Old Testament prophecy is filled with references to “that day” – a ‘shorthand’ way the prophets referred to the coming time when God will write the final chapter in the history of this fallen world. The prophecies include details of great judgment and wrath (Amos 5.18-20; Isaiah 13.6-13; Zephaniah 1.14-15), and wonderful blessing and joy (Isaiah 4.2-6; Zechariah 14.6-9). In the New Testament, both Paul and Peter write explicitly about that coming day: It will come begin unexpectedly (1 Thess. 5.2-3), and will conclude when God consumes the world with fire:
But the day of the Lord will come as a thief in the night, in which the heavens will pass away with a great noise, and the elements will melt with fervent heat; both the earth and the works that are in it will be burned up. (2 Peter 3.10)
There is no shortage of predictions of the end of the world. Since the middle of the last century, many have suggested that a nuclear holocaust will finish us off. They push for nuclear disarmament and an end to nuclear power. Others think our planet will be hit by an asteroid – tens of thousands are being tracked by NASA – causing massive destruction and death. NASA even has a defense plan, called DART (for Double Asteroid Redirection Test), by which they hope to redirect asteroids to prevent them from hitting earth. And of course, the cause célèbre in recent years has been climate change, with predictions of impending doom if we don’t embrace the ‘green new deal.’
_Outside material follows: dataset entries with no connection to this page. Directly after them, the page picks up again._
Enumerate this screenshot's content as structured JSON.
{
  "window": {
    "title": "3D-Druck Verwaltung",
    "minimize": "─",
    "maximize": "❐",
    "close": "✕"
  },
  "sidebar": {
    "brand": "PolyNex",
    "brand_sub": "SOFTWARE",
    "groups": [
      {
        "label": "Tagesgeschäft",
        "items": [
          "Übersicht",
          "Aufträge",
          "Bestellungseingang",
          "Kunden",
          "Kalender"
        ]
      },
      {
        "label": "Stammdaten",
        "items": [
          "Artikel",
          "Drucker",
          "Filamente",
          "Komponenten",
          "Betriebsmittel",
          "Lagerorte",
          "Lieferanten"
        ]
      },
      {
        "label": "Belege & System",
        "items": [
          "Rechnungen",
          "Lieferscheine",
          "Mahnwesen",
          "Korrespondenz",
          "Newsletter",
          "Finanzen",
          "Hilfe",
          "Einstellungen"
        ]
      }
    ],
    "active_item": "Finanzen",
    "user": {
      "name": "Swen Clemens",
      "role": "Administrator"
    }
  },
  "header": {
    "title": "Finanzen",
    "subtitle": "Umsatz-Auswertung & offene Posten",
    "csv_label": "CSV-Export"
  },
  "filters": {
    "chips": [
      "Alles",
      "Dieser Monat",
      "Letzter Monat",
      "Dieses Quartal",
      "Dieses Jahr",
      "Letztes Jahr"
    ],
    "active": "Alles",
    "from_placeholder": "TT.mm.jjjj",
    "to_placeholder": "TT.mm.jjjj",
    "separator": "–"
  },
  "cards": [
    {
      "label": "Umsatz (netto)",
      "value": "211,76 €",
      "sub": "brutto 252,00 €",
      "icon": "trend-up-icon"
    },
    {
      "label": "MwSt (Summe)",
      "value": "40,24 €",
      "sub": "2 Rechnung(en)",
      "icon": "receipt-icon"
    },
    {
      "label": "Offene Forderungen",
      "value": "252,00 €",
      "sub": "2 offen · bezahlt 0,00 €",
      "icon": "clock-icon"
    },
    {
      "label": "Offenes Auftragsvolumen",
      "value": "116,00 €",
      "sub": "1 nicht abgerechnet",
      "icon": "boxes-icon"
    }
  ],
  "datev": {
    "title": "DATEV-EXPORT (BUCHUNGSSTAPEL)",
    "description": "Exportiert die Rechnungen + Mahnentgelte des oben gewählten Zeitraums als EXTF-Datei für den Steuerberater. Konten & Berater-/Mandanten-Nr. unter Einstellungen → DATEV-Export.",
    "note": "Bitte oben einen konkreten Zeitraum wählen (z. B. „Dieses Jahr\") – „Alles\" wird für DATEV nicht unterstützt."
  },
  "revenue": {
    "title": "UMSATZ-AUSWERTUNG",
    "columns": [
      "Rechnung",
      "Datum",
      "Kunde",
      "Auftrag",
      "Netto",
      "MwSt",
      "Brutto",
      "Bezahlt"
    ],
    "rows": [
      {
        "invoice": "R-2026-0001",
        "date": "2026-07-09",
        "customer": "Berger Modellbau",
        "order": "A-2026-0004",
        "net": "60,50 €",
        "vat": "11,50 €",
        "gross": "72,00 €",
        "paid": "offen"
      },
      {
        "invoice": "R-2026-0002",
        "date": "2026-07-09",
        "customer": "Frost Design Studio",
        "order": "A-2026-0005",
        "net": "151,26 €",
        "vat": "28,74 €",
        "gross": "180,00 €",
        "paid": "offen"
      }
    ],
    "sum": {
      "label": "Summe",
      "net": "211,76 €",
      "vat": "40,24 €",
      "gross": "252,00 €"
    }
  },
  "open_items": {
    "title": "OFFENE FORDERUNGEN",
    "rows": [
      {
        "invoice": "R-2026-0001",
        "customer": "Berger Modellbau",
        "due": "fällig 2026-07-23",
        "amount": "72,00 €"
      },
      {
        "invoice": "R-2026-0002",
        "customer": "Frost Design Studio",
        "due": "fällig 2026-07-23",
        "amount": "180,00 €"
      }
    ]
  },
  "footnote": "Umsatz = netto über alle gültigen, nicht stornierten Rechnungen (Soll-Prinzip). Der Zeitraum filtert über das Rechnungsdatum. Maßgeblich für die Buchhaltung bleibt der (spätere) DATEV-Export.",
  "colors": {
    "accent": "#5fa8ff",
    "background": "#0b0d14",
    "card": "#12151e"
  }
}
When I think of these and other human efforts to fend off the end of the world, I’m amazed at our chutzpah. We think so highly of ourselves – as though we can control our own destiny. Inherent in our arrogance is the denial of the existence of God, and submission to Him. Jesus addressed this tendency when He said, And who of you by being worried can add a single hour to his life? (Matt. 6.27). The psalmist captured our delusion well (Ps. 2):
Why are the nations in an uproar
And the peoples devising a vain thing?
The kings of the earth take their stand
And the rulers take counsel together
Against the LORD and against His Anointed…
He who sits in the heavens laughs,
The Lord scoffs at them.
Then He will speak to them in His anger
And terrify them in His fury…
That day is coming. “OK,” someone will say, “but since we can’t do anything about it, what difference does it make?” A lot! Peter follows his words about the day of the Lord with this counsel (2 Pet. 3.11-13):
Therefore, since all these things will be dissolved, what manner of persons ought you to be in holy conduct and godliness, looking for and hastening the coming of the day of God, because of which the heavens will be dissolved, being on fire, and the elements will melt with fervent heat? Nevertheless we, according to His promise, look for new heavens and a new earth in which righteousness dwells.
By pursuing a life of holy conduct and godliness, we live this day in anticipation of that day. How you live today matters for eternity.